Extracted information:
....................

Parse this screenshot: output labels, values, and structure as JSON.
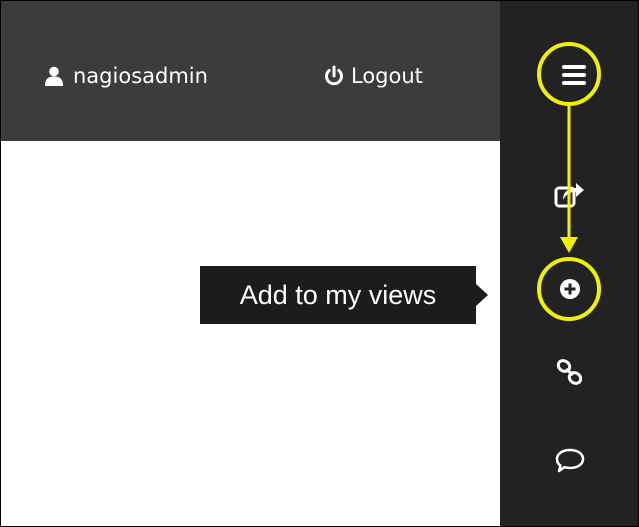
{
  "header": {
    "username": "nagiosadmin",
    "logout_label": "Logout"
  },
  "sidebar": {
    "items": [
      {
        "icon": "menu-icon"
      },
      {
        "icon": "share-icon"
      },
      {
        "icon": "plus-circle-icon"
      },
      {
        "icon": "link-icon"
      },
      {
        "icon": "comment-icon"
      }
    ]
  },
  "tooltip": {
    "text": "Add to my views"
  },
  "colors": {
    "topbar": "#3c3c3c",
    "sidebar": "#222222",
    "tooltip": "#1c1c1c",
    "highlight": "#f0f000",
    "icon": "#ffffff"
  }
}
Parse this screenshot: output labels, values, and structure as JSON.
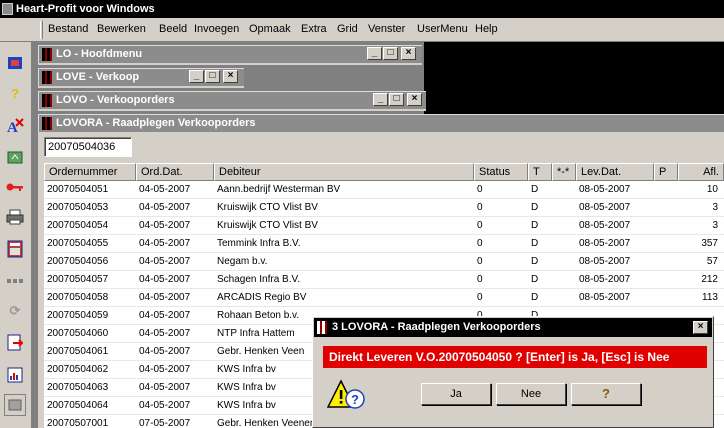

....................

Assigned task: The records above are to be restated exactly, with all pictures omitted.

Your response:
Parse this screenshot: output labels, values, and structure as JSON.
{
  "header": {
    "username": "nagiosadmin",
    "logout_label": "Logout"
  },
  "sidebar": {
    "items": [
      {
        "icon": "menu-icon"
      },
      {
        "icon": "share-icon"
      },
      {
        "icon": "plus-circle-icon"
      },
      {
        "icon": "link-icon"
      },
      {
        "icon": "comment-icon"
      }
    ]
  },
  "tooltip": {
    "text": "Add to my views"
  },
  "colors": {
    "topbar": "#3c3c3c",
    "sidebar": "#222222",
    "tooltip": "#1c1c1c",
    "highlight": "#f0f000",
    "icon": "#ffffff"
  }
}
Parse this screenshot: output labels, values, and structure as JSON.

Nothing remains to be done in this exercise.